|Larry Probst answers questions from the media during a United
States Olympic Committee press conference at the London 2012
Olympic Games at the Main Press Center on Aug. 11, 2012.
LAUSANNE, Switzerland (AP) -- The head of the U.S. Olympic Committee was nominated for membership of the IOC on Tuesday, a big boost for U.S. efforts to regain influence on the international Olympic stage.
In the latest sign of improved ties between the two bodies, USOC President Larry Probst was among nine candidates put forward for election to the International Olympic Committee.
The president of the Russian Olympic Committee, Alexander Zhukov, was also nominated. The list also included former Olympic high jump champion Stefan Holm of Sweden and Kenyan distance running great Paul Tergat.
The nominees were approved by the IOC executive board ahead of a two-day meeting featuring presentations by the three cities bidding for the 2020 Olympics and the six candidates for IOC president.
"I am truly honored to be nominated for membership in the IOC, and extremely grateful for the potential opportunity to serve the Olympic Movement," Probst said.
The nominees for IOC membership will be up for election -- usually a formality -- at the full general assembly in Buenos Aires, Argentina, on Sept. 10.
Probst, chairman of video game publisher Electronic Arts Inc., is in line to become the fourth U.S. member on the IOC, joining Anita DeFrantz, Jim Easton and Angela Ruggiero.
"It would be fair to say the U.S. is a very strong important partner of the IOC," IOC spokesman Mark Adams said. "Larry's nomination is a sign of that and a good sign of the continuing very strong cooperation we have with the USOC."

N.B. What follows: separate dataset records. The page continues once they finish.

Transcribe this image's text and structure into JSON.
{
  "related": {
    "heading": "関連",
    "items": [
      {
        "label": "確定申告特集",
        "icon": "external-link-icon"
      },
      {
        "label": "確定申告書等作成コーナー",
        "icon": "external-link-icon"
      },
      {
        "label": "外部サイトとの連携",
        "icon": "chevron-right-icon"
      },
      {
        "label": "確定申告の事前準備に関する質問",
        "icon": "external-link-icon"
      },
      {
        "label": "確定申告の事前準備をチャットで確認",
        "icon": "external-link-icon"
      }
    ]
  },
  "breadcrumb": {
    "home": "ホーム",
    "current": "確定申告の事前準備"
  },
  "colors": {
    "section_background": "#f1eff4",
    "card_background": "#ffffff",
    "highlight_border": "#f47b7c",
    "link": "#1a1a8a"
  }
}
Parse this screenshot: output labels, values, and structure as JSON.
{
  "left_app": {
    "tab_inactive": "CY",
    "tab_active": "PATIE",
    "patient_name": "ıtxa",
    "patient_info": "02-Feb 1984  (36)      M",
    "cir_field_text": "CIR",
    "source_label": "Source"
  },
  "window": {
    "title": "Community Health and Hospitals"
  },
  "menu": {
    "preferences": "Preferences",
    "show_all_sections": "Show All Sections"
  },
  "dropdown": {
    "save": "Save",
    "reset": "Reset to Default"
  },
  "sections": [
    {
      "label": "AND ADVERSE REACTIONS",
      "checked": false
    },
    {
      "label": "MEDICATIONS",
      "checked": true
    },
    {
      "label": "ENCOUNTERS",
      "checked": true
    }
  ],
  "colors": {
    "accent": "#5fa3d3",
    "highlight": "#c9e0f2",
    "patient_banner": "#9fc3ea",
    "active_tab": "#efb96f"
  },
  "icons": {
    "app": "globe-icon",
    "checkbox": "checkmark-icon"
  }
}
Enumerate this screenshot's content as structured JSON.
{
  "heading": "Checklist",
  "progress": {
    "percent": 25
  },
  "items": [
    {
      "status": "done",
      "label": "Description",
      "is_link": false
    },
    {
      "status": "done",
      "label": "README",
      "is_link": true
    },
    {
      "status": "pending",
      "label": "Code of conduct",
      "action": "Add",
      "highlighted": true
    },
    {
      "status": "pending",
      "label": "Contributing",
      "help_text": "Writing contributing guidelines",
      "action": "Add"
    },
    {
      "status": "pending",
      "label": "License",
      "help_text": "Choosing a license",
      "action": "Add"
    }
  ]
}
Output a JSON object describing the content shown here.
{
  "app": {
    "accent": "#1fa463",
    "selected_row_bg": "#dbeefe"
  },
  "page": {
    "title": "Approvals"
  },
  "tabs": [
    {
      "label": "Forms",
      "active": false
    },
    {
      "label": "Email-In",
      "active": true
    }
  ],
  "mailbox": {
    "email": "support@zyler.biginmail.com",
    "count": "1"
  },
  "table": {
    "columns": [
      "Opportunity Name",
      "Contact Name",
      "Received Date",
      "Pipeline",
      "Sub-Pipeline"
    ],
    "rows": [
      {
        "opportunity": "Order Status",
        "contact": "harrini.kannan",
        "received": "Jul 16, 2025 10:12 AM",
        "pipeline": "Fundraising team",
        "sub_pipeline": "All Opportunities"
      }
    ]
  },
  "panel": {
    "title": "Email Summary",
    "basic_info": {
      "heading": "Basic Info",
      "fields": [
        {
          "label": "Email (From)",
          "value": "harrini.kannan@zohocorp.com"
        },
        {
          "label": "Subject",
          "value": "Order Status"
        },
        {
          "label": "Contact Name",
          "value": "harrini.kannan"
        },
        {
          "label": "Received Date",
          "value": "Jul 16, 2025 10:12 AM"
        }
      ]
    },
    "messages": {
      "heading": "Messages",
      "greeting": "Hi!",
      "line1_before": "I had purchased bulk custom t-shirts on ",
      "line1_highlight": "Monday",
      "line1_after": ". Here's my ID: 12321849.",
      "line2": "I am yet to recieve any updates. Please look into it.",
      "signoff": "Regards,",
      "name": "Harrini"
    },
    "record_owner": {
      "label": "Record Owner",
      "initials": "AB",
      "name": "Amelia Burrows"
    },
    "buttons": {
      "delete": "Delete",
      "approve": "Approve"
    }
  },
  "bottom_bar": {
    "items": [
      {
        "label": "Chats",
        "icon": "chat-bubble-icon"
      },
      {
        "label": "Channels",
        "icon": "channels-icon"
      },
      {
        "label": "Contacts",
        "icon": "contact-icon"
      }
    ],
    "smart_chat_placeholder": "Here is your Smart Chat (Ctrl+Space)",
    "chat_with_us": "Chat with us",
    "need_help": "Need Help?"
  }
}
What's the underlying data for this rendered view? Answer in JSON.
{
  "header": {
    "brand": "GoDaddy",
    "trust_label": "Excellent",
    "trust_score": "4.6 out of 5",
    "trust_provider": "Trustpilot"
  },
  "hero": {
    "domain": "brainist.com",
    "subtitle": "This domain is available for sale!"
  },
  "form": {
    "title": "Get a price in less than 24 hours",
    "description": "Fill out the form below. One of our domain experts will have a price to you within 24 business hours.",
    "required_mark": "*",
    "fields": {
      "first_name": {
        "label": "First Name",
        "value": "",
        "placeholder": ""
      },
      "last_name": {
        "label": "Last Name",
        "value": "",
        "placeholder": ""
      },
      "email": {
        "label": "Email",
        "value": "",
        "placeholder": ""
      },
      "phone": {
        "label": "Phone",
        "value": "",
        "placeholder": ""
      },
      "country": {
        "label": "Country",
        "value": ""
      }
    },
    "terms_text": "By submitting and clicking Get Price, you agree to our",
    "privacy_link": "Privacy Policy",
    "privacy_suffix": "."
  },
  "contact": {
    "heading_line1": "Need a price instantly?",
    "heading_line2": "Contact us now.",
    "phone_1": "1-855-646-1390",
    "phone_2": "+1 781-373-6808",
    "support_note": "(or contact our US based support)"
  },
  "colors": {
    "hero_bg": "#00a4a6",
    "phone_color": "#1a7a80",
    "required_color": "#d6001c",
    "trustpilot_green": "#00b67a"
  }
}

Also nominated Tuesday were KLM executive Camiel Eurlings of the Netherlands, Mikaela Maria Antonia Cojuangco-Jaworski of the Philippines, Bernard Rajzman of Brazil, Octavian Morariu of Romania and Dagmawit Girmay Berhane of Ethiopia.
Eurlings is set to replace King Willem-Alexander of the Netherlands, who is relinquishing his IOC position after acceding to the Dutch throne in April.
Probst would be the first USOC president to hold IOC membership since Sandra Baldwin, who resigned from both posts in 2002 after admitting to having lied about her academic credentials.
Baldwin was the second USOC president to quit over an ethics issue. Robert Helmick stepped down from the USOC and as an IOC member in 1991 amid conflict-of-interest allegations.
Bill Hybl served as both USOC president and IOC member from 2000-2001.
The U.S. still remains without a presence on the IOC's policy-making executive board. The last U.S. board member was Easton, who lost his seat in February 2006.
DeFrantz, a former IOC vice president, is running for a spot on the executive board in September's elections in Buenos Aires. She lost previous bids to return to the board.
Without a voice at the top IOC table and holding few top jobs in international sports, the U.S. has lost considerable clout over the years in the Olympic movement -- underlined by the stinging defeats for New York and Chicago in their bids for the 2012 and 2016 Games, respectively.
However, under Probst and CEO Scott Blackmun, the USOC has made significant strides in mending fences with the IOC and establishing an international presence. Last year, in a major breakthrough, the USOC and IOC resolved a long-standing dispute over Olympic revenues that had kept the American body alienated from the rest of the world.
The USOC is currently considering a bid for the 2024 Summer Games. The U.S. hasn't hosted a Summer Games since 1996 in Atlanta or the Winter Games since 2002 in Salt Lake City.
Probst is already a member of the IOC's international relations committee, while Blackmun serves on the marketing commission. DeFrantz is chair of the women and sports commission, and Ruggiero heads the coordination commission for the 2016 Winter Youth Games in Lillehammer.
Probst and Zhukov were nominated to the IOC for their roles as national Olympic committee presidents. Six others were put forward as "individual" members and Holm as an athlete.
With Probst and Zhukov, the U.S. and Russia would each have four IOC members. Britain also has four, while Switzerland has the most with five.
Set to join the IOC ranks are two high-profile names from track and field. Holm won the high jump at the 2004 Athens Games. Tergat won the silver medal in the 10,000 meters at the 2000 Sydney Olympics, a year after he won the last of his five successive world cross-country titles. He also won the New York Marathon in 2005.
Separately, four athlete members will be sworn in on Wednesday: shooter Danka Bartekova of Slovakia, rower James Tomkins of Australia, swimmer Kirsty Coventry from Zimbabwe and canoe-kayaker Tony Estranguet of France. They join the IOC after voting among athletes at last year's London Olympics.
Coventry and Estranguet were put forward after former Olympic hammer throw champion Koji Murofushi of Japan and Taiwanese taekwondo fighter Chu Mu-yen were disqualified from the election for breaking campaign rules.
With 13 new members, the IOC membership will grow to 113 in September.